“As I have said, the illuminating spirit, like the wind, goes where it will, and sheds a light that all-too-often obscures as much as it reveals” (p381).
“…you are not the first man to love a woman. Stop acting like a wounded bear and let us discover what can be done” (p385).
“It happens like this sometimes–and all the plans, all the reasons, all desires and possibilities fade to nothing. And all that remains is the single unwilled act” (p392).
“Of course, there is no certainty in following, either. That is what makes it faith” (p393).
“Unreasonable men are even unreasonable, and only become more so when threatened. Truth always threatens the false-hearted” (p393).
“…forgive yourself as you have been forgiven.

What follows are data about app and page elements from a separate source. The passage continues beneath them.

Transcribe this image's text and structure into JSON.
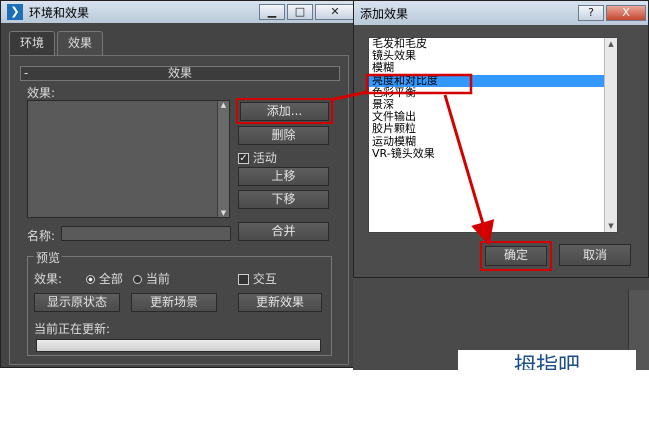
{
  "main_window": {
    "title": "环境和效果",
    "tabs": [
      "环境",
      "效果"
    ],
    "section_title": "效果",
    "effects_label": "效果:",
    "buttons": {
      "add": "添加...",
      "delete": "删除",
      "move_up": "上移",
      "move_down": "下移",
      "merge": "合并"
    },
    "active_checkbox": "活动",
    "name_label": "名称:",
    "preview": {
      "group_title": "预览",
      "effects_label": "效果:",
      "radio_all": "全部",
      "radio_current": "当前",
      "interactive": "交互",
      "show_original": "显示原状态",
      "update_scene": "更新场景",
      "update_effect": "更新效果",
      "updating_label": "当前正在更新:"
    }
  },
  "dialog": {
    "title": "添加效果",
    "items": [
      "毛发和毛皮",
      "镜头效果",
      "模糊",
      "亮度和对比度",
      "色彩平衡",
      "景深",
      "文件输出",
      "胶片颗粒",
      "运动模糊",
      "VR-镜头效果"
    ],
    "selected_index": 3,
    "ok": "确定",
    "cancel": "取消"
  },
  "window_controls": {
    "help": "?",
    "close": "X"
  },
  "annotation_color": "#d40000",
  "watermark": "拇指吧"
}
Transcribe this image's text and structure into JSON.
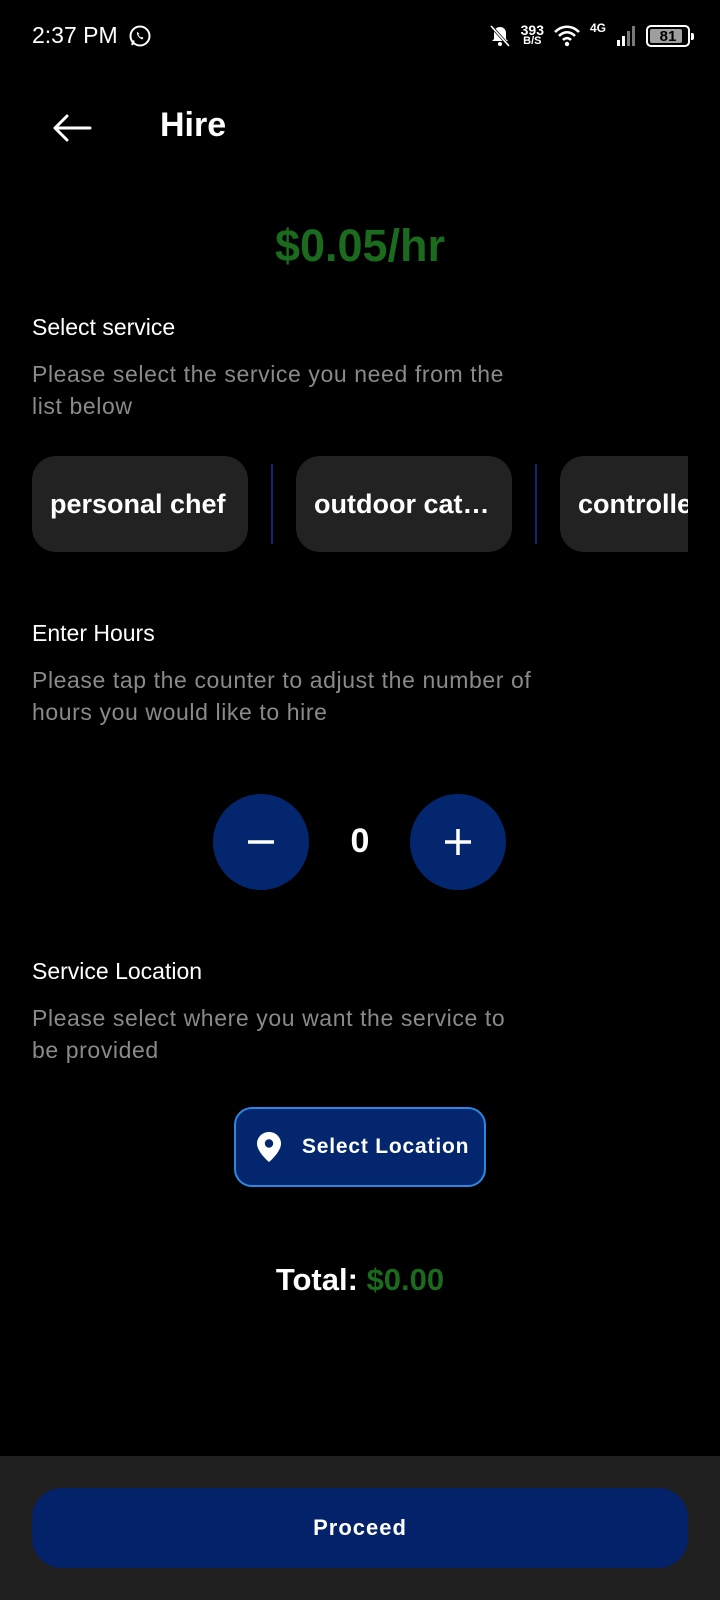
{
  "status_bar": {
    "time": "2:37 PM",
    "net_speed": "393",
    "net_unit": "B/S",
    "network": "4G",
    "battery": "81"
  },
  "header": {
    "title": "Hire"
  },
  "rate": "$0.05/hr",
  "service": {
    "title": "Select service",
    "description": "Please select the service you need from the list below",
    "chips": [
      {
        "label": "personal chef"
      },
      {
        "label": "outdoor catering"
      },
      {
        "label": "controlled"
      }
    ]
  },
  "hours": {
    "title": "Enter Hours",
    "description": "Please tap the counter to adjust the number of hours you would like to hire",
    "value": "0"
  },
  "location": {
    "title": "Service Location",
    "description": "Please select where you want the service to be provided",
    "button_label": "Select Location"
  },
  "total": {
    "label": "Total:",
    "amount": "$0.00"
  },
  "footer": {
    "proceed_label": "Proceed"
  },
  "colors": {
    "accent_green": "#1b6b1f",
    "primary_blue": "#03266e",
    "outline_blue": "#2f86e0"
  }
}
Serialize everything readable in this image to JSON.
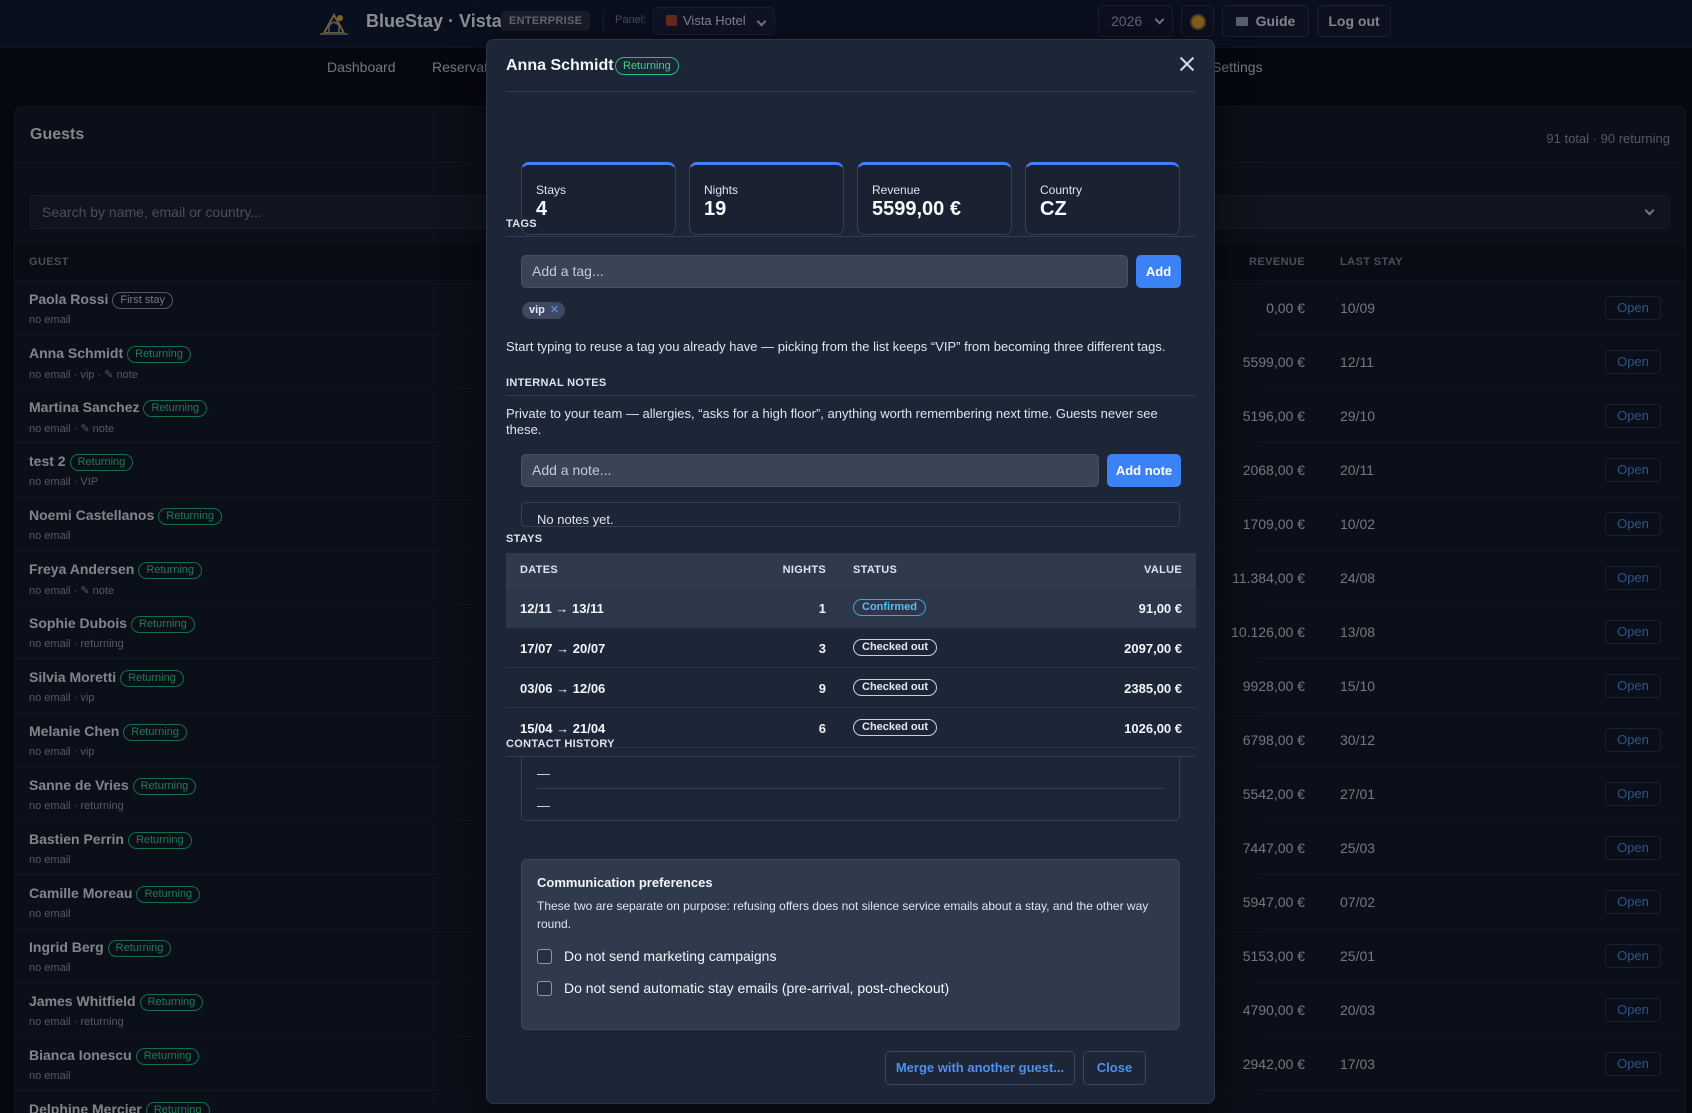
{
  "header": {
    "brand": "BlueStay · Vista",
    "edition": "ENTERPRISE",
    "panel_label": "Panel:",
    "panel_value": "Vista Hotel",
    "year": "2026",
    "guide": "Guide",
    "logout": "Log out"
  },
  "nav": {
    "items": [
      "Dashboard",
      "Reservat",
      "Settings"
    ]
  },
  "guests": {
    "title": "Guests",
    "count": "91 total · 90 returning",
    "search_placeholder": "Search by name, email or country...",
    "columns": {
      "guest": "GUEST",
      "revenue": "REVENUE",
      "last_stay": "LAST STAY"
    },
    "open_label": "Open",
    "rows": [
      {
        "name": "Paola Rossi",
        "badge": "First stay",
        "sub": "no email",
        "revenue": "0,00 €",
        "last": "10/09"
      },
      {
        "name": "Anna Schmidt",
        "badge": "Returning",
        "sub": "no email · vip · ✎ note",
        "revenue": "5599,00 €",
        "last": "12/11"
      },
      {
        "name": "Martina Sanchez",
        "badge": "Returning",
        "sub": "no email · ✎ note",
        "revenue": "5196,00 €",
        "last": "29/10"
      },
      {
        "name": "test 2",
        "badge": "Returning",
        "sub": "no email · VIP",
        "revenue": "2068,00 €",
        "last": "20/11"
      },
      {
        "name": "Noemi Castellanos",
        "badge": "Returning",
        "sub": "no email",
        "revenue": "1709,00 €",
        "last": "10/02"
      },
      {
        "name": "Freya Andersen",
        "badge": "Returning",
        "sub": "no email · ✎ note",
        "revenue": "11.384,00 €",
        "last": "24/08"
      },
      {
        "name": "Sophie Dubois",
        "badge": "Returning",
        "sub": "no email · returning",
        "revenue": "10.126,00 €",
        "last": "13/08"
      },
      {
        "name": "Silvia Moretti",
        "badge": "Returning",
        "sub": "no email · vip",
        "revenue": "9928,00 €",
        "last": "15/10"
      },
      {
        "name": "Melanie Chen",
        "badge": "Returning",
        "sub": "no email · vip",
        "revenue": "6798,00 €",
        "last": "30/12"
      },
      {
        "name": "Sanne de Vries",
        "badge": "Returning",
        "sub": "no email · returning",
        "revenue": "5542,00 €",
        "last": "27/01"
      },
      {
        "name": "Bastien Perrin",
        "badge": "Returning",
        "sub": "no email",
        "revenue": "7447,00 €",
        "last": "25/03"
      },
      {
        "name": "Camille Moreau",
        "badge": "Returning",
        "sub": "no email",
        "revenue": "5947,00 €",
        "last": "07/02"
      },
      {
        "name": "Ingrid Berg",
        "badge": "Returning",
        "sub": "no email",
        "revenue": "5153,00 €",
        "last": "25/01"
      },
      {
        "name": "James Whitfield",
        "badge": "Returning",
        "sub": "no email · returning",
        "revenue": "4790,00 €",
        "last": "20/03"
      },
      {
        "name": "Bianca Ionescu",
        "badge": "Returning",
        "sub": "no email",
        "revenue": "2942,00 €",
        "last": "17/03"
      },
      {
        "name": "Delphine Mercier",
        "badge": "Returning",
        "sub": "",
        "revenue": "",
        "last": ""
      }
    ]
  },
  "modal": {
    "name": "Anna Schmidt",
    "badge": "Returning",
    "stats": [
      {
        "label": "Stays",
        "value": "4"
      },
      {
        "label": "Nights",
        "value": "19"
      },
      {
        "label": "Revenue",
        "value": "5599,00 €"
      },
      {
        "label": "Country",
        "value": "CZ"
      }
    ],
    "tags_heading": "TAGS",
    "tag_placeholder": "Add a tag...",
    "tag_add": "Add",
    "tags": [
      "vip"
    ],
    "tags_hint": "Start typing to reuse a tag you already have — picking from the list keeps “VIP” from becoming three different tags.",
    "notes_heading": "INTERNAL NOTES",
    "notes_hint": "Private to your team — allergies, “asks for a high floor”, anything worth remembering next time. Guests never see these.",
    "note_placeholder": "Add a note...",
    "note_add": "Add note",
    "notes_empty": "No notes yet.",
    "stays_heading": "STAYS",
    "stays_columns": {
      "dates": "DATES",
      "nights": "NIGHTS",
      "status": "STATUS",
      "value": "VALUE"
    },
    "stays": [
      {
        "dates": "12/11 → 13/11",
        "nights": "1",
        "status": "Confirmed",
        "value": "91,00 €"
      },
      {
        "dates": "17/07 → 20/07",
        "nights": "3",
        "status": "Checked out",
        "value": "2097,00 €"
      },
      {
        "dates": "03/06 → 12/06",
        "nights": "9",
        "status": "Checked out",
        "value": "2385,00 €"
      },
      {
        "dates": "15/04 → 21/04",
        "nights": "6",
        "status": "Checked out",
        "value": "1026,00 €"
      }
    ],
    "contact_heading": "CONTACT HISTORY",
    "contact_items": [
      "—",
      "—"
    ],
    "comm_title": "Communication preferences",
    "comm_text": "These two are separate on purpose: refusing offers does not silence service emails about a stay, and the other way round.",
    "comm_marketing": "Do not send marketing campaigns",
    "comm_auto": "Do not send automatic stay emails (pre-arrival, post-checkout)",
    "merge": "Merge with another guest...",
    "close": "Close"
  }
}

Your failings are not unique to you alone” (p421).
“That she loved where she should rightly despise was her glory” (p439).
“If you feel maligned and impugned in his presence,’ he said, ‘no doubt it is the truth working in you'” (p35).
“It was, they discovered, the foundation stone of the worlds-realm, so they decided to lift it up and see what lay beneath it. This they did. And do you know what they found?’/’I cannot say. What did they find?’/’Love,’ replied Myrddin simply” (p148).
“…as if good men and brave did not sleep in turf houses in ground hallowed by their own blood… as if war were a word” (p197).
“Great Light! The enemy’s power is so fragile! The devils can use only what we ourselves give them” (p220).
“‘Then be worthy, boy. No one stands between you and your honor!'” (p330).
“That which is given to us to do, we will do,’ he said and turned his face away. ‘We are men and not angles after all'” (p404).